In regard to India’s posture vis-à-vis Pakistan, conventional deterrence and modernizing the IAF has gained attention after Balakot and the subsequent aerial dogfight between the IAF and Pakistan Airforce (PAF). For Pakistan, however, the Tejas can also be viewed in how it fits within India’s Cold Start Doctrine (CSD)—a conventional, limited-war strategy meant as a response to a terror attack and infiltrate Pakistan’s territory with multiple Integrated Battle Groups (IBGs) and hold territory to later be used for negotiations while remaining under the nuclear threshold. The role of the IAF would be to provide close, coordinated air support to the Indian Army. As some analysts have noted, to effectiveness of CSD will be gauged by whether the Indian Army could conduct a coordinated deep strike with close air support for each of the IBGs. With a high sortie rate and potential role of providing close air support the Tejas is a step towards meeting more of the operational requirements of CSD.Pakistan aims to induct 50 JF-17s (Block III) by 2024, whereas India seeks to start testing the Mark II version of Tejas by 2022 and begin incorporating it into the IAF by 2026.
However, despite reaffirmations of CSD by Chief of Army Staff General Bipin Rawat in 2017, there is still uncertainty about whether India would have the will or operational capability to employ Cold Start.

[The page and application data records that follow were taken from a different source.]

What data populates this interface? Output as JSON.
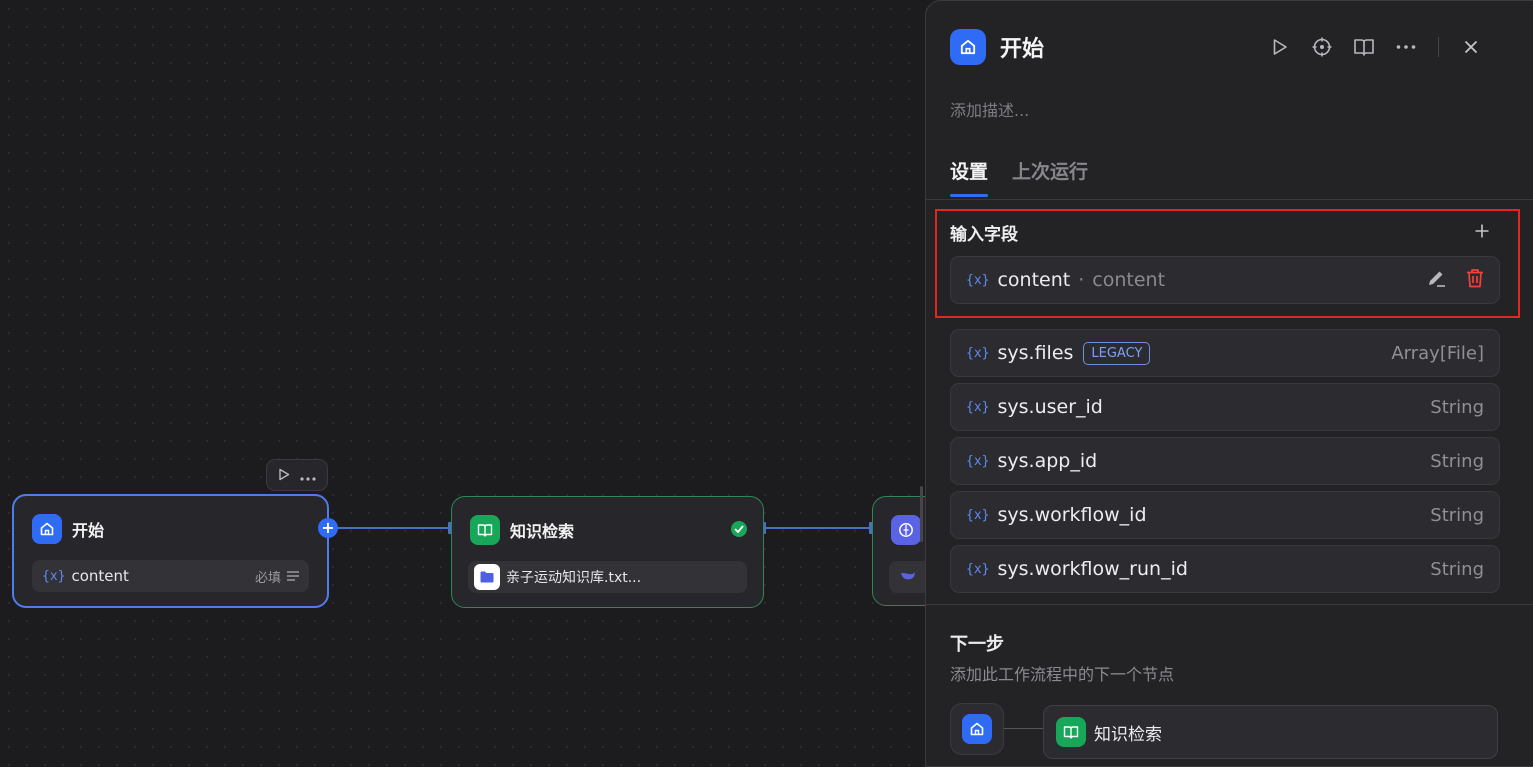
{
  "canvas": {
    "start_node": {
      "title": "开始",
      "field": {
        "var_mark": "{x}",
        "name": "content",
        "required_label": "必填"
      }
    },
    "kb_node": {
      "title": "知识检索",
      "file": "亲子运动知识库.txt..."
    }
  },
  "panel": {
    "title": "开始",
    "description_placeholder": "添加描述...",
    "tabs": [
      {
        "label": "设置"
      },
      {
        "label": "上次运行"
      }
    ],
    "input_section": {
      "title": "输入字段",
      "fields": [
        {
          "var_mark": "{x}",
          "name": "content",
          "separator": "·",
          "label": "content"
        }
      ]
    },
    "system_vars": [
      {
        "var_mark": "{x}",
        "name": "sys.files",
        "badge": "LEGACY",
        "type": "Array[File]"
      },
      {
        "var_mark": "{x}",
        "name": "sys.user_id",
        "type": "String"
      },
      {
        "var_mark": "{x}",
        "name": "sys.app_id",
        "type": "String"
      },
      {
        "var_mark": "{x}",
        "name": "sys.workflow_id",
        "type": "String"
      },
      {
        "var_mark": "{x}",
        "name": "sys.workflow_run_id",
        "type": "String"
      }
    ],
    "next_step": {
      "title": "下一步",
      "subtitle": "添加此工作流程中的下一个节点",
      "node_label": "知识检索"
    }
  },
  "colors": {
    "accent": "#2f6bf4",
    "start_icon": "#2f6bf4",
    "kb_icon": "#18a659",
    "highlight_box": "#e0281e",
    "delete_icon": "#f04438"
  },
  "icons": [
    "home-icon",
    "book-icon",
    "folder-icon",
    "play-icon",
    "more-icon",
    "locate-icon",
    "book-open-icon",
    "close-icon",
    "plus-icon",
    "edit-icon",
    "trash-icon",
    "check-icon",
    "menu-lines-icon"
  ]
}
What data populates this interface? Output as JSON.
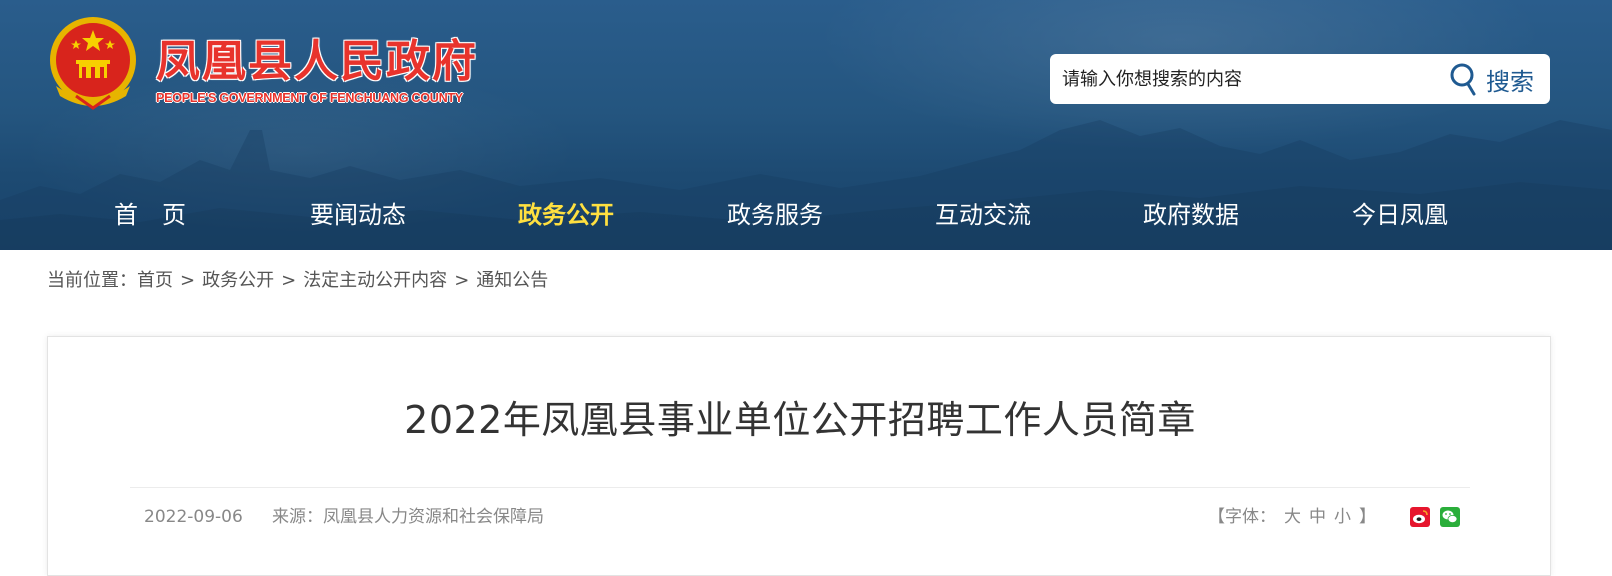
{
  "header": {
    "site_title": "凤凰县人民政府",
    "site_subtitle": "PEOPLE'S GOVERNMENT OF FENGHUANG COUNTY",
    "emblem_icon": "national-emblem-icon",
    "search": {
      "placeholder": "请输入你想搜索的内容",
      "button_label": "搜索",
      "icon": "search-icon"
    }
  },
  "nav": {
    "items": [
      {
        "label": "首　页"
      },
      {
        "label": "要闻动态"
      },
      {
        "label": "政务公开",
        "active": true
      },
      {
        "label": "政务服务"
      },
      {
        "label": "互动交流"
      },
      {
        "label": "政府数据"
      },
      {
        "label": "今日凤凰"
      }
    ]
  },
  "breadcrumb": {
    "prefix": "当前位置：",
    "items": [
      "首页",
      "政务公开",
      "法定主动公开内容",
      "通知公告"
    ],
    "separator": ">"
  },
  "article": {
    "title": "2022年凤凰县事业单位公开招聘工作人员简章",
    "date": "2022-09-06",
    "source": "来源：凤凰县人力资源和社会保障局",
    "font_control": {
      "open": "【字体：",
      "large": "大",
      "medium": "中",
      "small": "小",
      "close": "】"
    },
    "share_icons": [
      "weibo-icon",
      "wechat-icon"
    ]
  },
  "colors": {
    "header_bg": "#24557f",
    "title_red": "#e8332c",
    "nav_active": "#ffe040",
    "search_blue": "#1f5a91"
  }
}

In this type of operation, the IAF would have to gain air superiority over Pakistan—a possibility that at present appears challenging due to Pakistan’s effective counter measures which it has employed specifically to deny air superiority to the IAF.
The India-Pakistan Conventional Build-up
While the procurement process to have the Tejas incorporated into the IAF will take time, it is important to look at how the Tejas fits in with broader conventional build-up on the Subcontinent. In response to India’s conventional acquisitions, Pakistan is looking to add to its own capabilities. The Block III variant of the Pakistan-China jointly developed JF-17 made its first flight earlier this year. This version of the JF-17 is said to include a new missile approach warning system and—according to some reports—could be equipped more advanced PL-15 missiles, which are longer-range than the Meteor air-to-air missiles on the Rafale fighter jet that arrived in India on July 29. Pakistan aims to induct 50 Block III JF-17s by 2024, whereas India seeks to start testing the Mark II version of Tejas by 2022 and begin incorporating it into the IAF by 2026.
With India and Pakistan relations on a downward spiral in recent years, and with a focus on air power after Balakot, it will be important to watch how each country reads the others conventional force build-up. Given that India has shifted its focus to build and improve its indigenous fighter and Pakistan seeks to stock up on its existing fleet of JF-17s—with a recent report by Chinese Aviation News claiming that China has been expediting production in 2020—the situation poses an alarming threat to the peace and stability of the South Asian region as conventional escalation under the nuclear umbrella may be a component of future crises. The inherent interest in solidifying the indigenous conventional postures by both the states further underscores a broader accelerated arms buildup, which dampens the possibility of diplomatic discussion of outstanding disputes that hamper the peace of the Subcontinent.
Image 2: Rajnath Singh via Twitter